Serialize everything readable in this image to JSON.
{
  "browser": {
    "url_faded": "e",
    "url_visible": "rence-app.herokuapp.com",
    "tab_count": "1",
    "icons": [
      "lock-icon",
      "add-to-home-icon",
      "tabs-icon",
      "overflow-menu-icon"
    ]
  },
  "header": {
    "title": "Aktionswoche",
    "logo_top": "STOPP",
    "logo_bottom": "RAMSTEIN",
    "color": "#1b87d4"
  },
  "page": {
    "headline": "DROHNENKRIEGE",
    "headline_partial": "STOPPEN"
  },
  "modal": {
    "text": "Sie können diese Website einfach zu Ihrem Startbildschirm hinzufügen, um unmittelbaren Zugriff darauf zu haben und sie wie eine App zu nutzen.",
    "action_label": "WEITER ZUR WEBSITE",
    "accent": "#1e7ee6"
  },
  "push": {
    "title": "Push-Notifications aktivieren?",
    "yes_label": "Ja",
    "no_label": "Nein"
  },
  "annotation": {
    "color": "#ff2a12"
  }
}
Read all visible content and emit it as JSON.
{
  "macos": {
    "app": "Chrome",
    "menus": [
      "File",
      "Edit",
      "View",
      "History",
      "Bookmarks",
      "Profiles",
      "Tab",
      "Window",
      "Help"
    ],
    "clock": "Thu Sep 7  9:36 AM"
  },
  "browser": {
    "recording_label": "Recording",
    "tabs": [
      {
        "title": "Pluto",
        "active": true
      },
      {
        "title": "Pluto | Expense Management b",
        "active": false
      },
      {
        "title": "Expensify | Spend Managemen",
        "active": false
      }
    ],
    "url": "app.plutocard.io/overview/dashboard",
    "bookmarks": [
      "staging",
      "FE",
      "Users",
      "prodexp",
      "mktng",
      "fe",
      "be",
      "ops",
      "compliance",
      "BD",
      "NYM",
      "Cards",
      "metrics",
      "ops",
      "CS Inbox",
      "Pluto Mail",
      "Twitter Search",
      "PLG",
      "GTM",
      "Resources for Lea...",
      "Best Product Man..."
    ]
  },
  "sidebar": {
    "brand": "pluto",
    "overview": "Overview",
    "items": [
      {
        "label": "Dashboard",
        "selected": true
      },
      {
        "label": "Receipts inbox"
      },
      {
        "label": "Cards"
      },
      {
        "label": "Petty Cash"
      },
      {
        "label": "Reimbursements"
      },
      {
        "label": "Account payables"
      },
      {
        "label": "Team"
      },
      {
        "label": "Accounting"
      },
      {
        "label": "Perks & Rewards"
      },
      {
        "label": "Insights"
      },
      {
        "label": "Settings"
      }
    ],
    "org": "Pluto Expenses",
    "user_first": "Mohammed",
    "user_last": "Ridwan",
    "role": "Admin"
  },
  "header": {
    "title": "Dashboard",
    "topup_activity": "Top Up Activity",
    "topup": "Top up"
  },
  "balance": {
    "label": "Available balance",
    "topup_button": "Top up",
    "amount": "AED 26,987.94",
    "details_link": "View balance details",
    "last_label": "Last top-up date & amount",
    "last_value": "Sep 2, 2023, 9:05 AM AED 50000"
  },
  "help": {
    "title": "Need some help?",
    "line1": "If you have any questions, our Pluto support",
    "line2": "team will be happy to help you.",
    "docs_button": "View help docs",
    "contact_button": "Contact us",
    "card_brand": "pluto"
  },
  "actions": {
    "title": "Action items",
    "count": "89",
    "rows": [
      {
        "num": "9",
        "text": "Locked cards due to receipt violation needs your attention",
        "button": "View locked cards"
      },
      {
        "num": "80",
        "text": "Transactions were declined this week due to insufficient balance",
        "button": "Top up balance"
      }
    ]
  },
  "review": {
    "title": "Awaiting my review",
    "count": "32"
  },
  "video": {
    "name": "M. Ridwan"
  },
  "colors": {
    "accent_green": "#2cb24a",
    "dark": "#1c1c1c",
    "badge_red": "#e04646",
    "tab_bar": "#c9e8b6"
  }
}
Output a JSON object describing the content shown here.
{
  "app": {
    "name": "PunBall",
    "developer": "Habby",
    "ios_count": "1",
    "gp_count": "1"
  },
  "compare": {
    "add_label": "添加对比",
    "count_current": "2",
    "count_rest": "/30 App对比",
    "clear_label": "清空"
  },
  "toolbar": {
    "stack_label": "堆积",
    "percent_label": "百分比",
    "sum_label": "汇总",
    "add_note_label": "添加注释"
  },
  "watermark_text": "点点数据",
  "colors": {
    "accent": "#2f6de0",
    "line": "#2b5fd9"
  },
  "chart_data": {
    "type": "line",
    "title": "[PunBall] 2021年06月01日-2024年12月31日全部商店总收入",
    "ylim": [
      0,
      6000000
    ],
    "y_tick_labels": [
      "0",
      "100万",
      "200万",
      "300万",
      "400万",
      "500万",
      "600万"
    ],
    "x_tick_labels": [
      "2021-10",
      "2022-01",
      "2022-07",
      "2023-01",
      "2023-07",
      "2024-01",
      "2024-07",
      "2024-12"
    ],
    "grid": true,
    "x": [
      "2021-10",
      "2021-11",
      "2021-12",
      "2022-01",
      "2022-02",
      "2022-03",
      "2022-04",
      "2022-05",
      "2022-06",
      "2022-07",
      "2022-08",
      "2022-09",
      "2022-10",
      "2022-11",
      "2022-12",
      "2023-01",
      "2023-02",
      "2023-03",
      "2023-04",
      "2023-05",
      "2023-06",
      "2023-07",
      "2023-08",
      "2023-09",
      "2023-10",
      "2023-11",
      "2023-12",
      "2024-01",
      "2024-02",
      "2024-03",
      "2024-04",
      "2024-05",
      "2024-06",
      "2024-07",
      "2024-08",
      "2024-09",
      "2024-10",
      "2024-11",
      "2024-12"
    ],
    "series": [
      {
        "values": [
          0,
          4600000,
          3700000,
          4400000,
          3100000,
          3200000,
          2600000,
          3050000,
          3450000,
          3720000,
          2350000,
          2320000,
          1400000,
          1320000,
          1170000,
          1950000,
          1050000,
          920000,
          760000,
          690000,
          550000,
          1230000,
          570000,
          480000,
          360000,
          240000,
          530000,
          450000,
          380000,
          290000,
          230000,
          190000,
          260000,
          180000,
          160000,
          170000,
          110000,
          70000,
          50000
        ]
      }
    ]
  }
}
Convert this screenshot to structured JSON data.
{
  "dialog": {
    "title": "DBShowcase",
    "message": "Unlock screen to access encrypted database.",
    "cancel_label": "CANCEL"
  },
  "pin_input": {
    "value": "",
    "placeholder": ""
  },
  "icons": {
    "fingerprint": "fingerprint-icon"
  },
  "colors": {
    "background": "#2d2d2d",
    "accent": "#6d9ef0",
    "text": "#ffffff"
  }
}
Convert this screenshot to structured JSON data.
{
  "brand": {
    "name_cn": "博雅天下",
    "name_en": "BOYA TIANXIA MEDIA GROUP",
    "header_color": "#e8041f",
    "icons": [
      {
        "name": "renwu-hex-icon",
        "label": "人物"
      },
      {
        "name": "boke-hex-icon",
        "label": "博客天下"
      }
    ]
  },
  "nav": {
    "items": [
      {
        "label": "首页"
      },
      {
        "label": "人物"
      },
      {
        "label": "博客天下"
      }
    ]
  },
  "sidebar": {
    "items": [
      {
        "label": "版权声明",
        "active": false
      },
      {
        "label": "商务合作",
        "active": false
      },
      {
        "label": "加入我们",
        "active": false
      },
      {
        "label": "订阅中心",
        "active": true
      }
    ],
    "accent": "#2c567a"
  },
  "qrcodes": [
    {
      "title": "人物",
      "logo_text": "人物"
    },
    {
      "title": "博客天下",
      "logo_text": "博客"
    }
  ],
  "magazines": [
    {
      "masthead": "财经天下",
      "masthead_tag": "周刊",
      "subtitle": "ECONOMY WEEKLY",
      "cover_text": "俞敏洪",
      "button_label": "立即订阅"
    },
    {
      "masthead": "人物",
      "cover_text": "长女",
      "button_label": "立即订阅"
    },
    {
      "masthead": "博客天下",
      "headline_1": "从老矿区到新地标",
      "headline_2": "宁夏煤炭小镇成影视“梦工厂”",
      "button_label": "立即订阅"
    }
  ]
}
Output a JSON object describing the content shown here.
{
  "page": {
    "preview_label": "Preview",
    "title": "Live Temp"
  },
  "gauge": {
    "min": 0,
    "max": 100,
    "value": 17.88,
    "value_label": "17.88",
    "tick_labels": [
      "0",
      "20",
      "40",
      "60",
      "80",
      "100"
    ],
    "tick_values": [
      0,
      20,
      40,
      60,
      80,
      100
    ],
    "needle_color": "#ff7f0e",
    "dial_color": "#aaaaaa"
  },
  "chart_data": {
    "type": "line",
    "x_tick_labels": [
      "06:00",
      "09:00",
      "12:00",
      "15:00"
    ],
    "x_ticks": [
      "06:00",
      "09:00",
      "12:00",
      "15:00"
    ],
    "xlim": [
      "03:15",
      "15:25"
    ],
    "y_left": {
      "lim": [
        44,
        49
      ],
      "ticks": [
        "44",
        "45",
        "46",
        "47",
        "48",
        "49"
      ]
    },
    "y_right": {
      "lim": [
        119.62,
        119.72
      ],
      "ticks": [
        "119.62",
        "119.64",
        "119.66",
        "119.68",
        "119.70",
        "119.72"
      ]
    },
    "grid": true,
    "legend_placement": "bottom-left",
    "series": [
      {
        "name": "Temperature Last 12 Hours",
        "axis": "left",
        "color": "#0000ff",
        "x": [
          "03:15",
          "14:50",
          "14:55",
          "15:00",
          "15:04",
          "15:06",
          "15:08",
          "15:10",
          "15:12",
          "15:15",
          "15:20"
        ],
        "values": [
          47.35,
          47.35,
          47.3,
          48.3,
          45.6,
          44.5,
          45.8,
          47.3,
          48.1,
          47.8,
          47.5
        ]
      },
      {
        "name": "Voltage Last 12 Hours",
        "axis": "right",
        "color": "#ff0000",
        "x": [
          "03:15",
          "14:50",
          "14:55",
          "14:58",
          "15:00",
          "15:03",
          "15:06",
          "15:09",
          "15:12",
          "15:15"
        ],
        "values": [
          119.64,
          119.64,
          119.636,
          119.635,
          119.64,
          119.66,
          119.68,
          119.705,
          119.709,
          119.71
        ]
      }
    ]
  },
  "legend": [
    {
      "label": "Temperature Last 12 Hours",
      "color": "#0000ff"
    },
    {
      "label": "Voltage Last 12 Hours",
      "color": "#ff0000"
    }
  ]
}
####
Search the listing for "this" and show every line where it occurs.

Serialize everything readable in this image to JSON.
        "text": "Transactions were declined this week due to insufficient balance",
Convert this screenshot to structured JSON data.
Convert this screenshot to structured JSON data.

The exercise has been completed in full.